Sometimes you can tell a lot about a person simply by listening to their voice.  Just as eyes are “windows to the soul,” voices can be impressions of the heart.

Visiting a friend in the hospital not long ago, I needed to go to the tenth floor.  Pushing a square glowing button of golden orange with an arrow pointing “UP,” I waited for the elevator.  Shiny doors of silver opened, disappearing into wall spaces on either side allowing me to step in.  Two men huddled near a panel of buttons to the left, chatting like old friends.

Trying to appear occupied, I looked down at a dotted steel floor where I noticed scuff marks of white on navy blue boots.   In my hands, I held a small potted plant.  Waxy green leaves rolled unconsciously between my thumb and forefinger.

The two men seemed to have reconnected after a chance encounter elsewhere in the hospital.  A family lounge?  The cafeteria?  “I still can’t believe it’s you,” one of them said!  “Yeah, it’s been a long time.  Man, its great running into each other,” responded the other, with a pat on the back!

As the elevator lifted up, pitches and tones of the men’s voices took twists and turns within our 5X7 generic space.  Pauses, sigh, sadness and laughter suggested important changes had taken place for each of them.

One of the men had a lilting sound to his voice.  Notes of anticipation that rose higher with each passing floor.  The other sounded resigned yet hopeful.  His voice disguised suffering, I guessed.

Not much time left.  The elevator wall panel told me so.  Glowing buttons highlighted floor numbers soon-to-be.  They hinted farewells were about to take place.
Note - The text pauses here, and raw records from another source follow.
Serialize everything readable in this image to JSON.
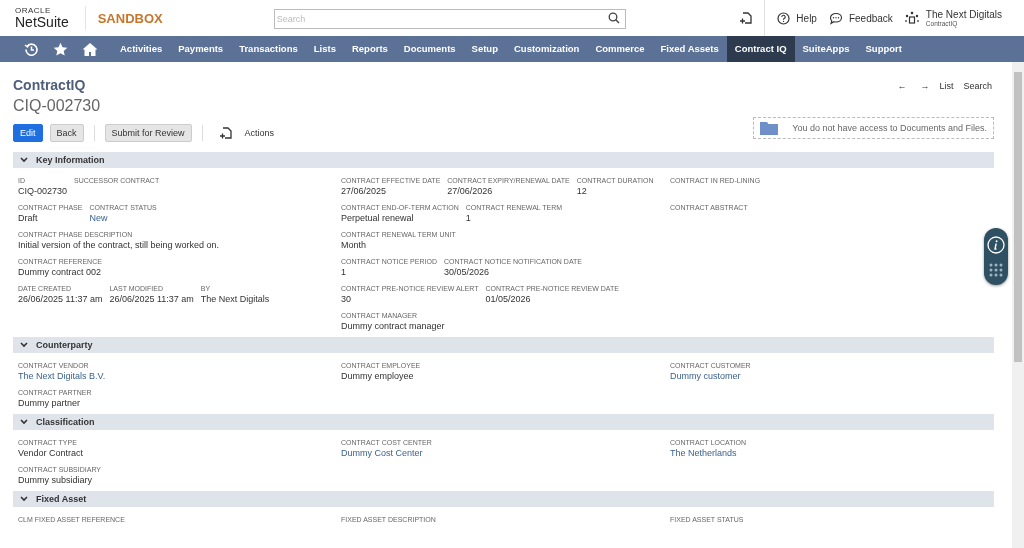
{
  "header": {
    "logo_top": "ORACLE",
    "logo_bottom": "NetSuite",
    "environment": "SANDBOX",
    "search": {
      "placeholder": "Search"
    },
    "help": "Help",
    "feedback": "Feedback",
    "user": {
      "name": "The Next Digitals",
      "role": "ContractIQ"
    }
  },
  "nav": [
    {
      "label": "Activities",
      "selected": false
    },
    {
      "label": "Payments",
      "selected": false
    },
    {
      "label": "Transactions",
      "selected": false
    },
    {
      "label": "Lists",
      "selected": false
    },
    {
      "label": "Reports",
      "selected": false
    },
    {
      "label": "Documents",
      "selected": false
    },
    {
      "label": "Setup",
      "selected": false
    },
    {
      "label": "Customization",
      "selected": false
    },
    {
      "label": "Commerce",
      "selected": false
    },
    {
      "label": "Fixed Assets",
      "selected": false
    },
    {
      "label": "Contract IQ",
      "selected": true
    },
    {
      "label": "SuiteApps",
      "selected": false
    },
    {
      "label": "Support",
      "selected": false
    }
  ],
  "record": {
    "type": "ContractIQ",
    "id": "CIQ-002730",
    "buttons": [
      {
        "label": "Edit",
        "kind": "primary"
      },
      {
        "label": "Back",
        "kind": "secondary"
      },
      {
        "label": "Submit for Review",
        "kind": "secondary"
      }
    ],
    "actions": "Actions",
    "previous": "←",
    "next": "→",
    "list": "List",
    "search": "Search",
    "documents_notice": "You do not have access to Documents and Files."
  },
  "sections": [
    {
      "title": "Key Information",
      "expanded": true,
      "columns": [
        [
          [
            {
              "label": "ID",
              "value": "CIQ-002730",
              "link": false
            },
            {
              "label": "SUCCESSOR CONTRACT"
            }
          ],
          [
            {
              "label": "CONTRACT PHASE",
              "value": "Draft",
              "link": false
            },
            {
              "label": "CONTRACT STATUS",
              "value": "New",
              "link": true
            }
          ],
          [
            {
              "label": "CONTRACT PHASE DESCRIPTION",
              "value": "Initial version of the contract, still being worked on.",
              "link": false
            }
          ],
          [
            {
              "label": "CONTRACT REFERENCE",
              "value": "Dummy contract 002",
              "link": false
            }
          ],
          [
            {
              "label": "DATE CREATED",
              "value": "26/06/2025 11:37 am",
              "link": false
            },
            {
              "label": "LAST MODIFIED",
              "value": "26/06/2025 11:37 am",
              "link": false
            },
            {
              "label": "BY",
              "value": "The Next Digitals",
              "link": false
            }
          ]
        ],
        [
          [
            {
              "label": "CONTRACT EFFECTIVE DATE",
              "value": "27/06/2025",
              "link": false
            },
            {
              "label": "CONTRACT EXPIRY/RENEWAL DATE",
              "value": "27/06/2026",
              "link": false
            },
            {
              "label": "CONTRACT DURATION",
              "value": "12",
              "link": false
            }
          ],
          [
            {
              "label": "CONTRACT END-OF-TERM ACTION",
              "value": "Perpetual renewal",
              "link": false
            },
            {
              "label": "CONTRACT RENEWAL TERM",
              "value": "1",
              "link": false
            }
          ],
          [
            {
              "label": "CONTRACT RENEWAL TERM UNIT",
              "value": "Month",
              "link": false
            }
          ],
          [
            {
              "label": "CONTRACT NOTICE PERIOD",
              "value": "1",
              "link": false
            },
            {
              "label": "CONTRACT NOTICE NOTIFICATION DATE",
              "value": "30/05/2026",
              "link": false
            }
          ],
          [
            {
              "label": "CONTRACT PRE-NOTICE REVIEW ALERT",
              "value": "30",
              "link": false
            },
            {
              "label": "CONTRACT PRE-NOTICE REVIEW DATE",
              "value": "01/05/2026",
              "link": false
            }
          ],
          [
            {
              "label": "CONTRACT MANAGER",
              "value": "Dummy contract manager",
              "link": false
            }
          ]
        ],
        [
          [
            {
              "label": "CONTRACT IN RED-LINING"
            }
          ],
          [
            {
              "label": "CONTRACT ABSTRACT"
            }
          ]
        ]
      ]
    },
    {
      "title": "Counterparty",
      "expanded": true,
      "columns": [
        [
          [
            {
              "label": "CONTRACT VENDOR",
              "value": "The Next Digitals B.V.",
              "link": true
            }
          ],
          [
            {
              "label": "CONTRACT PARTNER",
              "value": "Dummy partner",
              "link": false
            }
          ]
        ],
        [
          [
            {
              "label": "CONTRACT EMPLOYEE",
              "value": "Dummy employee",
              "link": false
            }
          ]
        ],
        [
          [
            {
              "label": "CONTRACT CUSTOMER",
              "value": "Dummy customer",
              "link": true
            }
          ]
        ]
      ]
    },
    {
      "title": "Classification",
      "expanded": true,
      "columns": [
        [
          [
            {
              "label": "CONTRACT TYPE",
              "value": "Vendor Contract",
              "link": false
            }
          ],
          [
            {
              "label": "CONTRACT SUBSIDIARY",
              "value": "Dummy subsidiary",
              "link": false
            }
          ]
        ],
        [
          [
            {
              "label": "CONTRACT COST CENTER",
              "value": "Dummy Cost Center",
              "link": true
            }
          ]
        ],
        [
          [
            {
              "label": "CONTRACT LOCATION",
              "value": "The Netherlands",
              "link": true
            }
          ]
        ]
      ]
    },
    {
      "title": "Fixed Asset",
      "expanded": true,
      "columns": [
        [
          [
            {
              "label": "CLM FIXED ASSET REFERENCE"
            }
          ]
        ],
        [
          [
            {
              "label": "FIXED ASSET DESCRIPTION"
            }
          ]
        ],
        [
          [
            {
              "label": "FIXED ASSET STATUS"
            }
          ]
        ]
      ]
    }
  ]
}
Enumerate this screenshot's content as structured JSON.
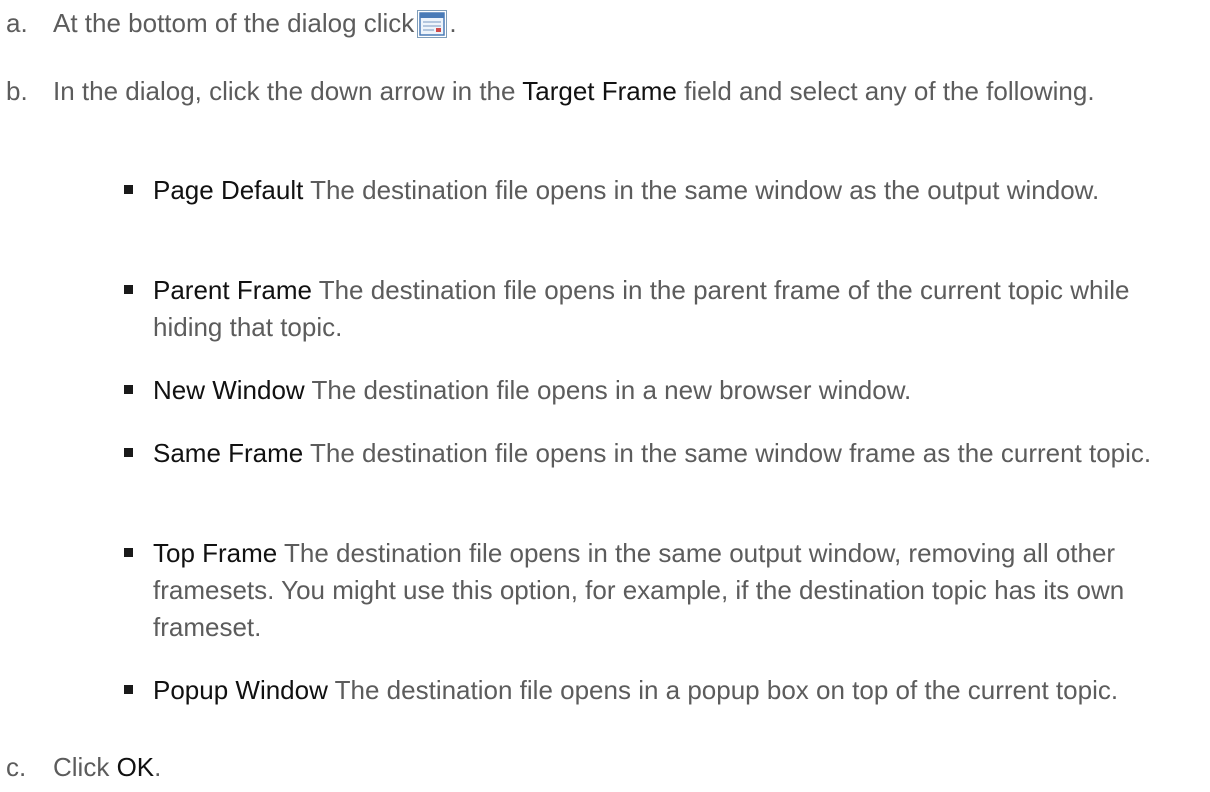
{
  "steps": [
    {
      "marker": "a.",
      "before": "At the bottom of the dialog click",
      "icon": "dialog-window-icon",
      "after": "."
    },
    {
      "marker": "b.",
      "before": "In the dialog, click the down arrow in the",
      "term": "Target Frame",
      "after": "field and select any of the following."
    },
    {
      "marker": "c.",
      "before": "Click",
      "term": "OK",
      "after": "."
    }
  ],
  "options": [
    {
      "term": "Page Default",
      "desc": "The destination file opens in the same window as the output window."
    },
    {
      "term": "Parent Frame",
      "desc": "The destination file opens in the parent frame of the current topic while hiding that topic."
    },
    {
      "term": "New Window",
      "desc": "The destination file opens in a new browser window."
    },
    {
      "term": "Same Frame",
      "desc": "The destination file opens in the same window frame as the current topic."
    },
    {
      "term": "Top Frame",
      "desc": "The destination file opens in the same output window, removing all other framesets. You might use this option, for example, if the destination topic has its own frameset."
    },
    {
      "term": "Popup Window",
      "desc": "The destination file opens in a popup box on top of the current topic."
    }
  ],
  "colors": {
    "body_text": "#5c5c5c",
    "term_text": "#111111",
    "bullet": "#1a1a1a",
    "icon_border": "#7f9db9"
  }
}
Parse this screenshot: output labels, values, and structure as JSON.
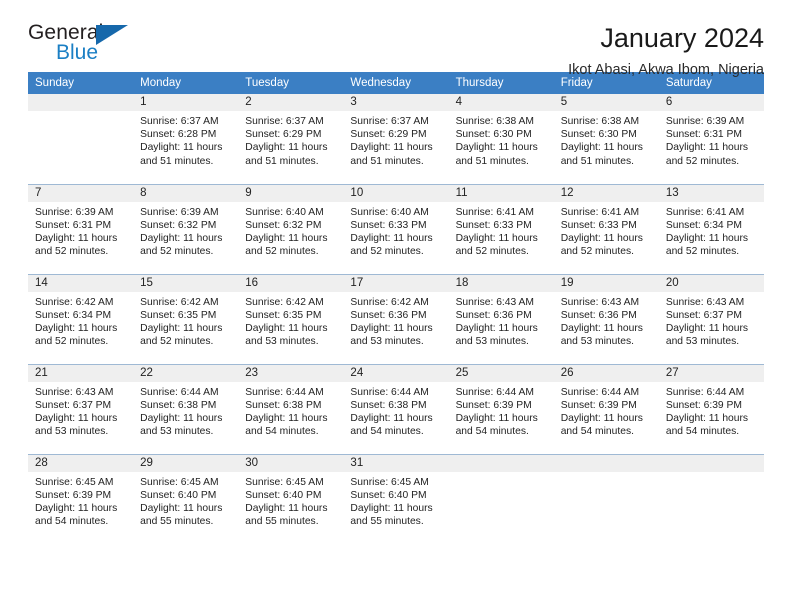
{
  "logo": {
    "word_top": "General",
    "word_bottom": "Blue",
    "accent_color": "#1668ab",
    "blue_text_color": "#1b7fc4"
  },
  "header": {
    "title": "January 2024",
    "subtitle": "Ikot Abasi, Akwa Ibom, Nigeria"
  },
  "theme": {
    "header_blue": "#3b7fc4",
    "daynum_band": "#efefef",
    "row_divider": "#9fb9d4"
  },
  "weekday_headers": [
    "Sunday",
    "Monday",
    "Tuesday",
    "Wednesday",
    "Thursday",
    "Friday",
    "Saturday"
  ],
  "weeks": [
    [
      {
        "day": "",
        "sunrise": "",
        "sunset": "",
        "daylight_line1": "",
        "daylight_line2": ""
      },
      {
        "day": "1",
        "sunrise": "Sunrise: 6:37 AM",
        "sunset": "Sunset: 6:28 PM",
        "daylight_line1": "Daylight: 11 hours",
        "daylight_line2": "and 51 minutes."
      },
      {
        "day": "2",
        "sunrise": "Sunrise: 6:37 AM",
        "sunset": "Sunset: 6:29 PM",
        "daylight_line1": "Daylight: 11 hours",
        "daylight_line2": "and 51 minutes."
      },
      {
        "day": "3",
        "sunrise": "Sunrise: 6:37 AM",
        "sunset": "Sunset: 6:29 PM",
        "daylight_line1": "Daylight: 11 hours",
        "daylight_line2": "and 51 minutes."
      },
      {
        "day": "4",
        "sunrise": "Sunrise: 6:38 AM",
        "sunset": "Sunset: 6:30 PM",
        "daylight_line1": "Daylight: 11 hours",
        "daylight_line2": "and 51 minutes."
      },
      {
        "day": "5",
        "sunrise": "Sunrise: 6:38 AM",
        "sunset": "Sunset: 6:30 PM",
        "daylight_line1": "Daylight: 11 hours",
        "daylight_line2": "and 51 minutes."
      },
      {
        "day": "6",
        "sunrise": "Sunrise: 6:39 AM",
        "sunset": "Sunset: 6:31 PM",
        "daylight_line1": "Daylight: 11 hours",
        "daylight_line2": "and 52 minutes."
      }
    ],
    [
      {
        "day": "7",
        "sunrise": "Sunrise: 6:39 AM",
        "sunset": "Sunset: 6:31 PM",
        "daylight_line1": "Daylight: 11 hours",
        "daylight_line2": "and 52 minutes."
      },
      {
        "day": "8",
        "sunrise": "Sunrise: 6:39 AM",
        "sunset": "Sunset: 6:32 PM",
        "daylight_line1": "Daylight: 11 hours",
        "daylight_line2": "and 52 minutes."
      },
      {
        "day": "9",
        "sunrise": "Sunrise: 6:40 AM",
        "sunset": "Sunset: 6:32 PM",
        "daylight_line1": "Daylight: 11 hours",
        "daylight_line2": "and 52 minutes."
      },
      {
        "day": "10",
        "sunrise": "Sunrise: 6:40 AM",
        "sunset": "Sunset: 6:33 PM",
        "daylight_line1": "Daylight: 11 hours",
        "daylight_line2": "and 52 minutes."
      },
      {
        "day": "11",
        "sunrise": "Sunrise: 6:41 AM",
        "sunset": "Sunset: 6:33 PM",
        "daylight_line1": "Daylight: 11 hours",
        "daylight_line2": "and 52 minutes."
      },
      {
        "day": "12",
        "sunrise": "Sunrise: 6:41 AM",
        "sunset": "Sunset: 6:33 PM",
        "daylight_line1": "Daylight: 11 hours",
        "daylight_line2": "and 52 minutes."
      },
      {
        "day": "13",
        "sunrise": "Sunrise: 6:41 AM",
        "sunset": "Sunset: 6:34 PM",
        "daylight_line1": "Daylight: 11 hours",
        "daylight_line2": "and 52 minutes."
      }
    ],
    [
      {
        "day": "14",
        "sunrise": "Sunrise: 6:42 AM",
        "sunset": "Sunset: 6:34 PM",
        "daylight_line1": "Daylight: 11 hours",
        "daylight_line2": "and 52 minutes."
      },
      {
        "day": "15",
        "sunrise": "Sunrise: 6:42 AM",
        "sunset": "Sunset: 6:35 PM",
        "daylight_line1": "Daylight: 11 hours",
        "daylight_line2": "and 52 minutes."
      },
      {
        "day": "16",
        "sunrise": "Sunrise: 6:42 AM",
        "sunset": "Sunset: 6:35 PM",
        "daylight_line1": "Daylight: 11 hours",
        "daylight_line2": "and 53 minutes."
      },
      {
        "day": "17",
        "sunrise": "Sunrise: 6:42 AM",
        "sunset": "Sunset: 6:36 PM",
        "daylight_line1": "Daylight: 11 hours",
        "daylight_line2": "and 53 minutes."
      },
      {
        "day": "18",
        "sunrise": "Sunrise: 6:43 AM",
        "sunset": "Sunset: 6:36 PM",
        "daylight_line1": "Daylight: 11 hours",
        "daylight_line2": "and 53 minutes."
      },
      {
        "day": "19",
        "sunrise": "Sunrise: 6:43 AM",
        "sunset": "Sunset: 6:36 PM",
        "daylight_line1": "Daylight: 11 hours",
        "daylight_line2": "and 53 minutes."
      },
      {
        "day": "20",
        "sunrise": "Sunrise: 6:43 AM",
        "sunset": "Sunset: 6:37 PM",
        "daylight_line1": "Daylight: 11 hours",
        "daylight_line2": "and 53 minutes."
      }
    ],
    [
      {
        "day": "21",
        "sunrise": "Sunrise: 6:43 AM",
        "sunset": "Sunset: 6:37 PM",
        "daylight_line1": "Daylight: 11 hours",
        "daylight_line2": "and 53 minutes."
      },
      {
        "day": "22",
        "sunrise": "Sunrise: 6:44 AM",
        "sunset": "Sunset: 6:38 PM",
        "daylight_line1": "Daylight: 11 hours",
        "daylight_line2": "and 53 minutes."
      },
      {
        "day": "23",
        "sunrise": "Sunrise: 6:44 AM",
        "sunset": "Sunset: 6:38 PM",
        "daylight_line1": "Daylight: 11 hours",
        "daylight_line2": "and 54 minutes."
      },
      {
        "day": "24",
        "sunrise": "Sunrise: 6:44 AM",
        "sunset": "Sunset: 6:38 PM",
        "daylight_line1": "Daylight: 11 hours",
        "daylight_line2": "and 54 minutes."
      },
      {
        "day": "25",
        "sunrise": "Sunrise: 6:44 AM",
        "sunset": "Sunset: 6:39 PM",
        "daylight_line1": "Daylight: 11 hours",
        "daylight_line2": "and 54 minutes."
      },
      {
        "day": "26",
        "sunrise": "Sunrise: 6:44 AM",
        "sunset": "Sunset: 6:39 PM",
        "daylight_line1": "Daylight: 11 hours",
        "daylight_line2": "and 54 minutes."
      },
      {
        "day": "27",
        "sunrise": "Sunrise: 6:44 AM",
        "sunset": "Sunset: 6:39 PM",
        "daylight_line1": "Daylight: 11 hours",
        "daylight_line2": "and 54 minutes."
      }
    ],
    [
      {
        "day": "28",
        "sunrise": "Sunrise: 6:45 AM",
        "sunset": "Sunset: 6:39 PM",
        "daylight_line1": "Daylight: 11 hours",
        "daylight_line2": "and 54 minutes."
      },
      {
        "day": "29",
        "sunrise": "Sunrise: 6:45 AM",
        "sunset": "Sunset: 6:40 PM",
        "daylight_line1": "Daylight: 11 hours",
        "daylight_line2": "and 55 minutes."
      },
      {
        "day": "30",
        "sunrise": "Sunrise: 6:45 AM",
        "sunset": "Sunset: 6:40 PM",
        "daylight_line1": "Daylight: 11 hours",
        "daylight_line2": "and 55 minutes."
      },
      {
        "day": "31",
        "sunrise": "Sunrise: 6:45 AM",
        "sunset": "Sunset: 6:40 PM",
        "daylight_line1": "Daylight: 11 hours",
        "daylight_line2": "and 55 minutes."
      },
      {
        "day": "",
        "sunrise": "",
        "sunset": "",
        "daylight_line1": "",
        "daylight_line2": ""
      },
      {
        "day": "",
        "sunrise": "",
        "sunset": "",
        "daylight_line1": "",
        "daylight_line2": ""
      },
      {
        "day": "",
        "sunrise": "",
        "sunset": "",
        "daylight_line1": "",
        "daylight_line2": ""
      }
    ]
  ]
}
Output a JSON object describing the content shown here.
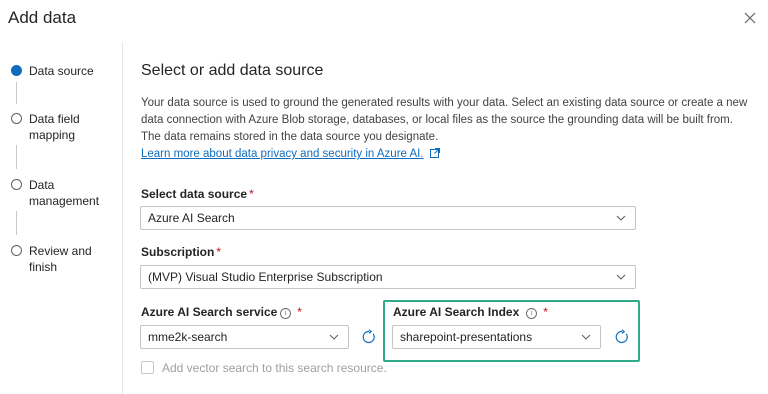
{
  "dialog": {
    "title": "Add data"
  },
  "steps": [
    {
      "label": "Data source",
      "state": "active"
    },
    {
      "label": "Data field mapping",
      "state": "inactive"
    },
    {
      "label": "Data management",
      "state": "inactive"
    },
    {
      "label": "Review and finish",
      "state": "inactive"
    }
  ],
  "main": {
    "heading": "Select or add data source",
    "description": "Your data source is used to ground the generated results with your data. Select an existing data source or create a new data connection with Azure Blob storage, databases, or local files as the source the grounding data will be built from. The data remains stored in the data source you designate.",
    "learn_more_link": "Learn more about data privacy and security in Azure AI."
  },
  "fields": {
    "data_source": {
      "label": "Select data source",
      "required": "*",
      "value": "Azure AI Search"
    },
    "subscription": {
      "label": "Subscription",
      "required": "*",
      "value": "(MVP) Visual Studio Enterprise Subscription"
    },
    "search_service": {
      "label": "Azure AI Search service",
      "required": "*",
      "value": "mme2k-search"
    },
    "search_index": {
      "label": "Azure AI Search Index",
      "required": "*",
      "value": "sharepoint-presentations"
    }
  },
  "vector_search": {
    "label": "Add vector search to this search resource.",
    "checked": false
  },
  "colors": {
    "accent": "#0f6cbd",
    "highlight": "#2fa98a",
    "required": "#c50f1f"
  }
}
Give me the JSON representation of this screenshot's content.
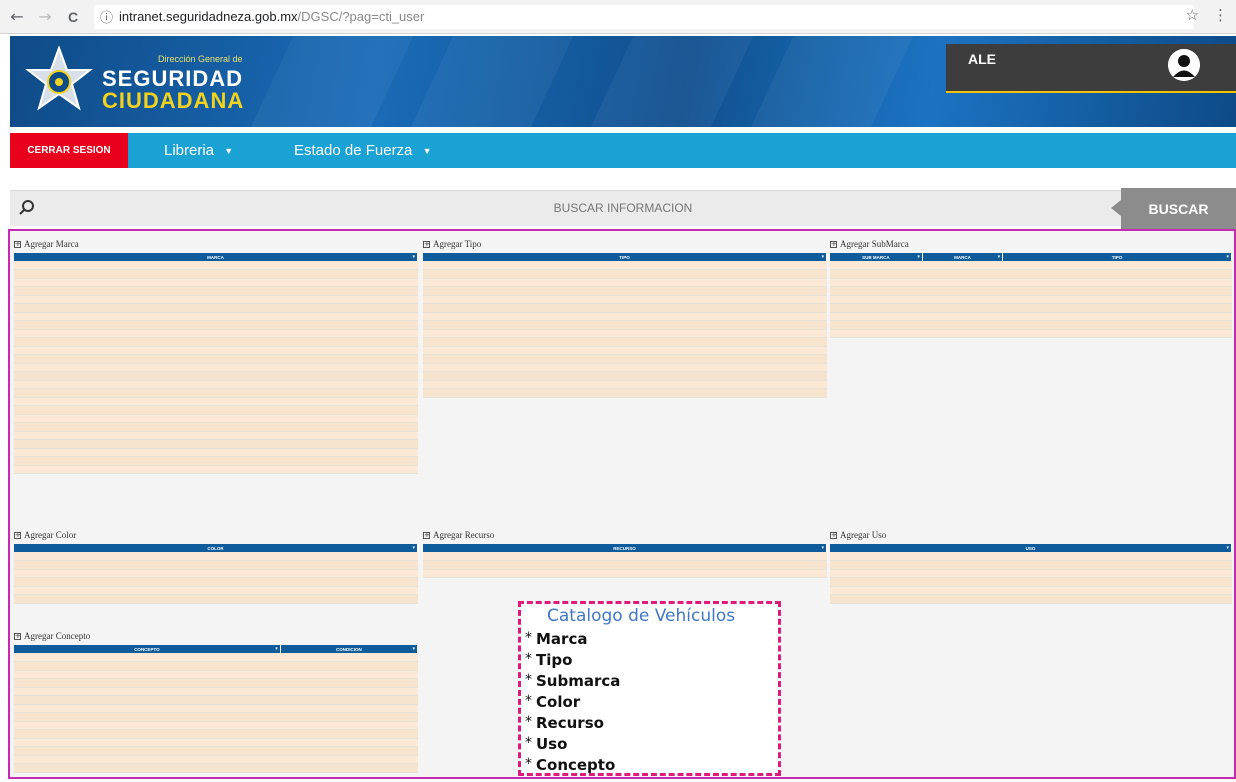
{
  "browser": {
    "back": "←",
    "forward": "→",
    "reload": "C",
    "info": "ⓘ",
    "url_host": "intranet.seguridadneza.gob.mx",
    "url_path": "/DGSC/?pag=cti_user",
    "star": "☆",
    "menu": "⋮"
  },
  "header": {
    "logo_small": "Dirección General de",
    "logo_line1": "SEGURIDAD",
    "logo_line2": "CIUDADANA",
    "user_name": "ALE"
  },
  "nav": {
    "logout": "CERRAR SESION",
    "items": [
      {
        "label": "Libreria",
        "caret": "▼"
      },
      {
        "label": "Estado de Fuerza",
        "caret": "▼"
      }
    ]
  },
  "search": {
    "label": "BUSCAR INFORMACION",
    "button": "BUSCAR"
  },
  "panels": {
    "marca": {
      "title": "Agregar Marca",
      "columns": [
        "MARCA"
      ]
    },
    "tipo": {
      "title": "Agregar Tipo",
      "columns": [
        "TIPO"
      ]
    },
    "submarca": {
      "title": "Agregar SubMarca",
      "columns": [
        "SUB MARCA",
        "MARCA",
        "TIPO"
      ]
    },
    "color": {
      "title": "Agregar Color",
      "columns": [
        "COLOR"
      ]
    },
    "recurso": {
      "title": "Agregar Recurso",
      "columns": [
        "RECURSO"
      ]
    },
    "uso": {
      "title": "Agregar Uso",
      "columns": [
        "USO"
      ]
    },
    "concepto": {
      "title": "Agregar Concepto",
      "columns": [
        "CONCEPTO",
        "CONDICION"
      ]
    }
  },
  "annotation": {
    "title": "Catalogo de Vehículos",
    "items": [
      "Marca",
      "Tipo",
      "Submarca",
      "Color",
      "Recurso",
      "Uso",
      "Concepto"
    ]
  },
  "colors": {
    "accent_border": "#c72ab2",
    "navbar": "#1aa2d4",
    "logout": "#e8001c",
    "table_header": "#0e5c9c",
    "annotation_border": "#e0197d"
  }
}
Nervous laughter trickled among the small of our spot.  An air of tension suddenly weighed heavily as we neared the first floor to open.  When doors slid wide a large sign on the back wall read, “Maternity.”  The first man out brushed back his hair nervously to say, “You take care of yourself.”   “Sure will!  Tell your wife, congratulations,” the other man called out.

It was only then that I truly looked at the other man who stood in the corner.  He pushed a lit button with one hand while gripping an IV pole with the other.  Dressed in an oversized hospital gown with very loose jeans, he glanced at me with a slight smile.  Shiny doors closed, silently.  Seconds later, when they opened, I read a different sign.   “Oncology.”

After the man stepped out he turned, whispering familiar words to me.  “Take care of yourself.”  His voice gave me the impression of kindness, sincerity and gentleness.  In time and space of small, my heart had grown large.  He left me feeling like I had known him for most of my years.


The ‘Model’ Girl

While shopping for a gift for my son’s birthday, I stopped at one of our major department stores.  You would recognize its name if given here.  It’s one of the mall’s Anchor stores.

Bending down to peer inside a case of clear glass, I was awed by its riches, a medley of valuables in all sizes and shapes.  I was quite intrigued by an array of special ball point pens.  Most were made from artful mosaic glass, with cases to match.   Lying next to them were sleeping lead pencils in beds of deep blue velvet.  Together, they created a beautiful display.  Like a painting that should have been hung on someone’s wall instead of hidden behind a case for the likes of you or me to see.

A trio of young women soon swooped by, nearly knocking me off my wobbly feet.  I was still low to the ground to see the unique treasures inside the glass.  None of the women stopped to apologize, instead they giggled and laughed, moving on their merry way.  Instinctively, I grabbed hold of the nearest thing to break my fall, leaving my DNA upon the showcase.  The police did not have to be called to dust for finger prints.  There they were in plain sight.

Quickly, a tall dark ‘model’ girl came rushing from behind the counter, her designated sales spot.  “Don’t touch the glass,” she scoffed at me!  “I’m sorry,” I answered back.  I was just admiring your pens.  A gift for my son,” I went on to say.   I thought about mentioning the three women who nearly knocked me over, yet I didn’t bother.  This ‘model’ girl’s main priority seemed to be cleaning the glass.  She sighed.  Clicking her tongue, she rolled her big brown eyes.  Quickly, she grabbed a white cloth together with her blue cleaner.

When the the ‘model’ girl finished her task, I was about to ask to see one of the beautiful pens behind her spotless, clean case.  It was then that I noticed her eyes glistening with dampness.  I sensed something in her and in return she sensed something in me.  “I’m truly sorry that you’re having a bad day,” I said from behind the counter a few feet away.

Holding her head high, this lovely ‘model’ girl brushed back falling tears.  From behind the counter, a soft, pink tissue appeared.  Somewhere deep inside, she regained her composure, her strength.  I don’t know how.  Reaching across the counter, she gripped my hand looking for comfort then, “I have breast cancer.  My surgery is tomorrow.”